Several months ago, I wrote a series of blog articles called ‘The Seven Levels of Attention’. It began as a reflection on what happens in the marketplace when an author (or anyone else for that matter) steps out and tries to attract people to whatever it is that they are offering. It was a ‘no-holds-barred’ sort of thing, an analysis of what actually happens as opposed to what we would all like to happen or have been convinced by others might happen.
It examined the world of the marketplace, how it can be a vast desert of ‘zero attention’, how visitors ‘glance’ at things of interest, how it’s possible to ‘corral’ some of that attention and take it further, and what’s actually happening when we read a piece of fiction.
As it progressed, the series went deeper and deeper into what we call ‘attention’ and explored the kinds of things that drive it, guide it and motivate it. This was especially important material for writers of fiction, whose prime commodity, if you think about it, is attention.
I’ve now revised those articles and developed some of the ideas further. The whole thing has been packaged into a full-colour, fully illustrated 94-page e-book which includes diagrams, lots of examples from literature, and some practical exercises. It will be available soon as a direct purchase from the Clarendon House website.
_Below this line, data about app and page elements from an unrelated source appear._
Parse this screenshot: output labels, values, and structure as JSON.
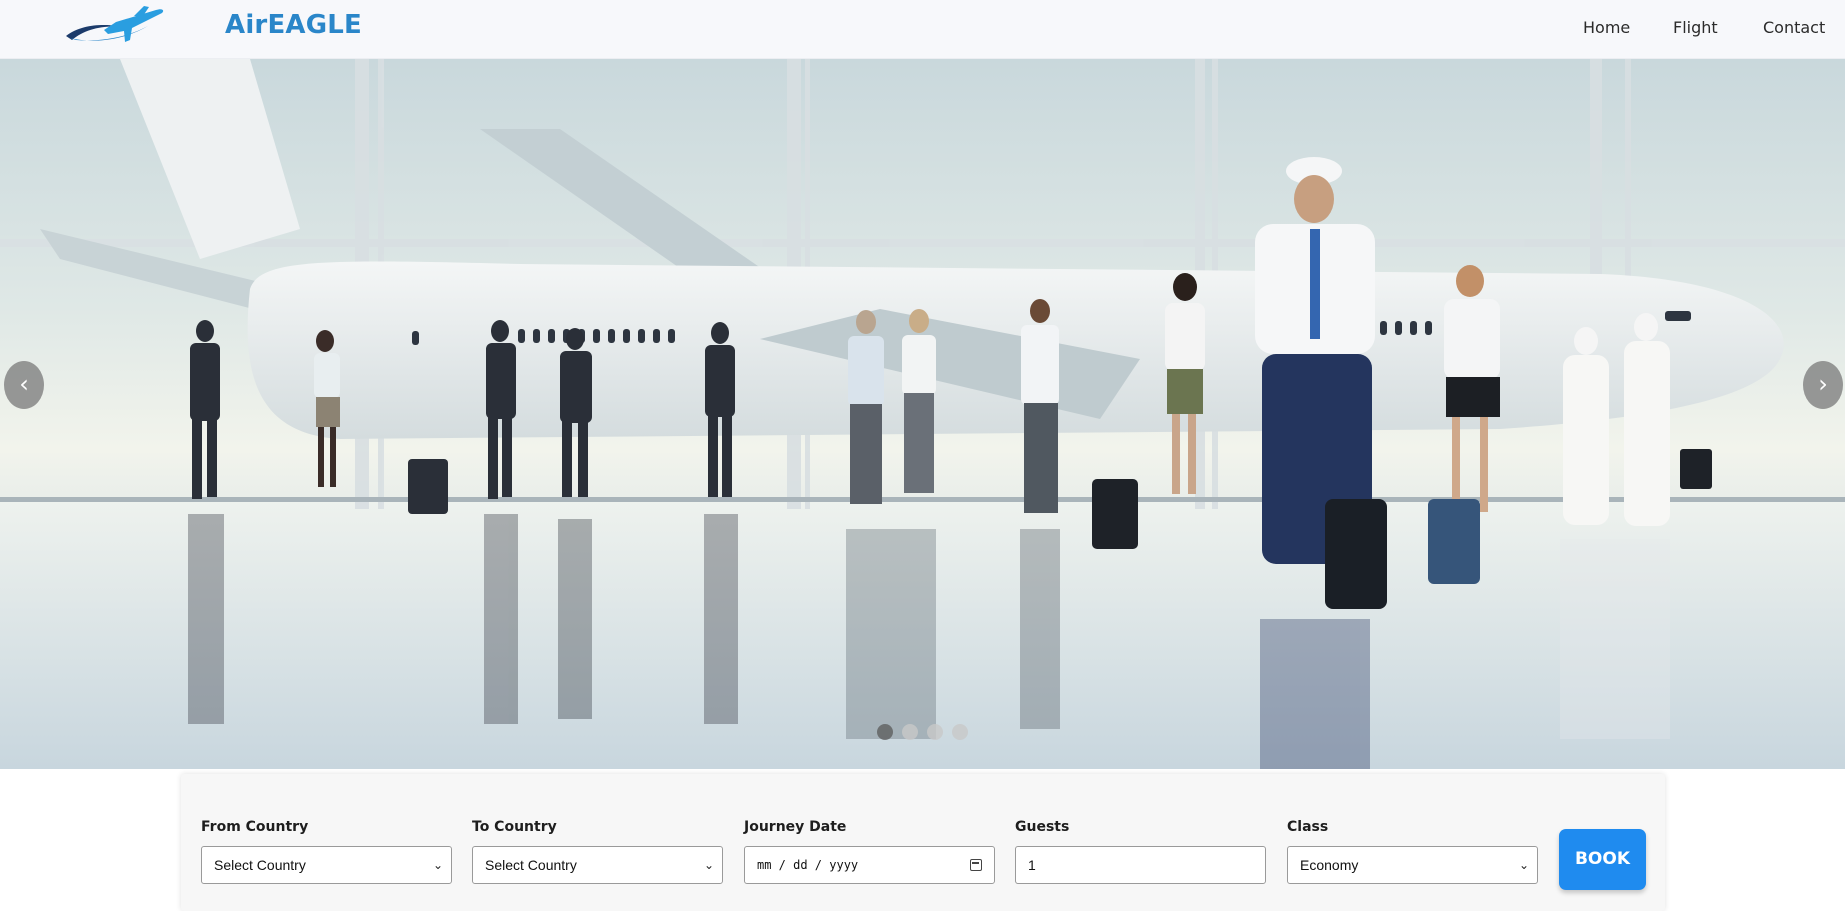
{
  "brand": {
    "name": "AirEAGLE",
    "logo_icon": "airplane-swoosh-icon",
    "colors": {
      "brand_blue": "#2a86c9",
      "logo_dark": "#1c3b6b"
    }
  },
  "nav": {
    "items": [
      {
        "label": "Home"
      },
      {
        "label": "Flight"
      },
      {
        "label": "Contact"
      }
    ]
  },
  "hero": {
    "image": "airport-terminal-travelers-photo",
    "prev_icon": "‹",
    "next_icon": "›",
    "slides_count": 4,
    "active_slide": 1
  },
  "booking": {
    "from": {
      "label": "From Country",
      "value": "Select Country"
    },
    "to": {
      "label": "To Country",
      "value": "Select Country"
    },
    "date": {
      "label": "Journey Date",
      "value": "mm / dd / yyyy"
    },
    "guests": {
      "label": "Guests",
      "value": "1"
    },
    "class": {
      "label": "Class",
      "value": "Economy"
    },
    "book_label": "BOOK",
    "colors": {
      "button": "#1f8bef"
    }
  }
}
Anyone who is serious about writing and then marketing a piece of writing — especially if, like me, you wonder WHY things work the way they do — should look out for this book.